manually download the blocked URL, publish it on a trusted intranet host, etc.
So, this is not a complete security solution, as it doesn't deal with
end-to-end file integrity, and could easily be subverted by taking over a
site somewhere in the middle (e.g. python.org). But until we have more of
the cryptographic infrastructure in place, I think this plan could provide
us with a good starting point. Comments, anyone?
I've just checked in experimental support for lazy, non-empty namespace
packages. And what is that?, you might well ask.
Well, it seems that livinglogic.de distributes certain Python packages
using a distutils kludge that allows a kind of crude namespace package to
exist, without using pkg_resources. Specifically, their 'll-core' project
distributes the 'll' package, and various other projects such as 'll-color'
distribute modules for the 'll' package, but *without including an
__init__.py*. This allows the distutils to install the modules without
overwriting or duplicating the single __init__.py file.
This is an interesting approach to addressing namespace packages in a
pre-setuptools world, but until now it hasn't been really usable with
setuptools, for several reasons:
* pkg_resources only loaded one __init__ file for a given package
* pkg_resources couldn't import modules from a zipfile or directory with
* pkg_resources automatically imports registered namespace packages as
soon as they're discovered, which is not a big deal for empty namespace
packages, but could easily become quite problematic for ones like 'll' that
contain actual code.
So, here's the solution:
* pkg_resources now loads all __init__.py's from all the distributions
that provide contents for the module.
* the bdist_egg command automatically generates a dummy __init__.py for
packages that don't have them. The __init__.py file contains the single line:
This ensures that the other package contents are importable, and that
as soon as an import of the package occurs, it gets registered as a
* projects that use this approach to namespace packaging must *NOT*
pass a 'namespace_packages' argument to setup(), because that would cause
the package to be imported even when it isn't necessary. They must also
put a 'declare_namespace()' call in all of their __init__.py's, to ensure
that the package will become a namespace no matter what the order of
distributions on sys.path is.
Because of the complexity of this approach, I do not recommend it for new
projects. Namespace packages should not have code in any of their
__init__.py files, as it eliminates all of these headaches. So, this is an
experimental feature intended to facilitate backward compatibility
only. Don't expect it to show up in the documentation any time soon!
Anyway, I was able to get this to work for ll-core and ll-color, as long as
I added a 'declare_namespace()' call like the one shown above to ll-core's

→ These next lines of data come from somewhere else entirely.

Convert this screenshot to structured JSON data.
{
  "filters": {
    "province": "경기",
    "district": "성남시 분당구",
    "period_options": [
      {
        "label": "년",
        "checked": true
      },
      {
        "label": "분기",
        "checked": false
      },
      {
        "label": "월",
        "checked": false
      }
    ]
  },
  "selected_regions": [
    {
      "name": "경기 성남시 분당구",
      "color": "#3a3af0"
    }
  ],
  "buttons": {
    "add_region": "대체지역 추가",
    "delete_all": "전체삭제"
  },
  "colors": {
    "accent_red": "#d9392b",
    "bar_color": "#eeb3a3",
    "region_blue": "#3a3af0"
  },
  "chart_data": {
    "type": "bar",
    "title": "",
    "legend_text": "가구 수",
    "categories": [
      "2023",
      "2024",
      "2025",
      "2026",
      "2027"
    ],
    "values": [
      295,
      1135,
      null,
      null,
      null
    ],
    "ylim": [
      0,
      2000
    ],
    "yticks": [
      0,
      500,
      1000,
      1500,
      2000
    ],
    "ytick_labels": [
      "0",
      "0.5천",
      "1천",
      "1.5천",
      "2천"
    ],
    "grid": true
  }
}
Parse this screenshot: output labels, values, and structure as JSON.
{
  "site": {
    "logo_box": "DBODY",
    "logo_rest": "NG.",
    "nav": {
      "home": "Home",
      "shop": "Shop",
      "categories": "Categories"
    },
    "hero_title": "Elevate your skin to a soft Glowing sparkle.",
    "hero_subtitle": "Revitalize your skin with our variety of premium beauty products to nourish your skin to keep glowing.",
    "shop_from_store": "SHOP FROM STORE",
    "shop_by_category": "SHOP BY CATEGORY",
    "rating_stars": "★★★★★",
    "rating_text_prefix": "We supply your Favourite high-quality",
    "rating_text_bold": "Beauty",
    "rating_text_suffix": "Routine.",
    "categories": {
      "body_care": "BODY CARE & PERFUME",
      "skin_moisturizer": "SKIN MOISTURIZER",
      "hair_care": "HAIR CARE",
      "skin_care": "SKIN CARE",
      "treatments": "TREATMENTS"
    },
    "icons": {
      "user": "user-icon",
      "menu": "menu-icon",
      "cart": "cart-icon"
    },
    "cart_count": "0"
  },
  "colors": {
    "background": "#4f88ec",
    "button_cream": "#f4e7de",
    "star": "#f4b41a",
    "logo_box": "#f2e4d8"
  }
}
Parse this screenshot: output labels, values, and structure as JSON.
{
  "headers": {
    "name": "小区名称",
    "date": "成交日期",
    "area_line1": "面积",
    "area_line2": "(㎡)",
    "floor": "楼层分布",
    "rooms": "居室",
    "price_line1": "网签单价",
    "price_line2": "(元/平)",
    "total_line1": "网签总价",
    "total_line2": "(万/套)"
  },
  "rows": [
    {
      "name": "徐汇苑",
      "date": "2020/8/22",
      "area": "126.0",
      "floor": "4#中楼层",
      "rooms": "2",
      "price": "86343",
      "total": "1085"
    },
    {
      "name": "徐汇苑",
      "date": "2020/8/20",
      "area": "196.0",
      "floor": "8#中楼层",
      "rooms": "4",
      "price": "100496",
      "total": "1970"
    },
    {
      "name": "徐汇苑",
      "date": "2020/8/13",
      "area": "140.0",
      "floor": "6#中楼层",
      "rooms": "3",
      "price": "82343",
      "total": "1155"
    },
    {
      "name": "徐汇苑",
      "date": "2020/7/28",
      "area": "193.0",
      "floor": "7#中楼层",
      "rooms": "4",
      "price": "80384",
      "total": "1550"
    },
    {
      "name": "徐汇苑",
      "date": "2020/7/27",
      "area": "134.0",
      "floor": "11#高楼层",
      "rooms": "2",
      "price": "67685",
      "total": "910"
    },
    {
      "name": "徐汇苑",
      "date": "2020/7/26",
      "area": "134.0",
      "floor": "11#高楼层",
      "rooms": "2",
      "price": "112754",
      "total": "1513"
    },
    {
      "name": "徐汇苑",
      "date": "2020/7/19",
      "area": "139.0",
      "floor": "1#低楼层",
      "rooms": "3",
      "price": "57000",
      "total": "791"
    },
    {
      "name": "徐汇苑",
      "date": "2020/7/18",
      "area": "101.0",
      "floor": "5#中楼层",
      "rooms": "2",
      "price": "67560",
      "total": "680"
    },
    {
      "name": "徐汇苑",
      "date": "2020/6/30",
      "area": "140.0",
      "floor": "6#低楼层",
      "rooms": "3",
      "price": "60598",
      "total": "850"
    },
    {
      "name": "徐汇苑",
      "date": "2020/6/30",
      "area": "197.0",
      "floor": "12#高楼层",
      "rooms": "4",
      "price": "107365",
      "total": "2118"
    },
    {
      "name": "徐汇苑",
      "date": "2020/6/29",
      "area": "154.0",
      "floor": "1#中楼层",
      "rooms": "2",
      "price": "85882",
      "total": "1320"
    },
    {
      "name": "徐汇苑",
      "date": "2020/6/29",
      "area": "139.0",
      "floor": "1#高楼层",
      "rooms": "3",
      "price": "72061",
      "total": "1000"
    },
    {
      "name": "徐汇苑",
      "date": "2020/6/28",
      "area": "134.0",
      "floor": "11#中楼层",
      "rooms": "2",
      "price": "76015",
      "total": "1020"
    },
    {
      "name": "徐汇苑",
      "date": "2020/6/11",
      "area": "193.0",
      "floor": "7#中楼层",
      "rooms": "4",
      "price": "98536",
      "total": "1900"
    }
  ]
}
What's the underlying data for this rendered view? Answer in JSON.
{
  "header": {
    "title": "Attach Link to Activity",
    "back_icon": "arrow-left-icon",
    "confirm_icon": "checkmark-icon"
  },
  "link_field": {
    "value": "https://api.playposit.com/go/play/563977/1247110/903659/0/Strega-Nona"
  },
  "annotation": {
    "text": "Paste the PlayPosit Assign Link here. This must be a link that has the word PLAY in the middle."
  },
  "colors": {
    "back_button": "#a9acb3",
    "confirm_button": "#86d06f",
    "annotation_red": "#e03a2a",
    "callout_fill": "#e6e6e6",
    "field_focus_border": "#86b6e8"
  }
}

__init__.py, and made them both use setuptools. I would appreciate any
feedback that folks have on this.
By the way, because SourceForge CVS updating is slow, it may be a few hours
before you can check out the version of setuptools that supports
this. Make sure you have pkg_resources.py revision 1.69 or higher, and
setuptools/command/bdist_egg.py revision 1.28 or higher, if you want to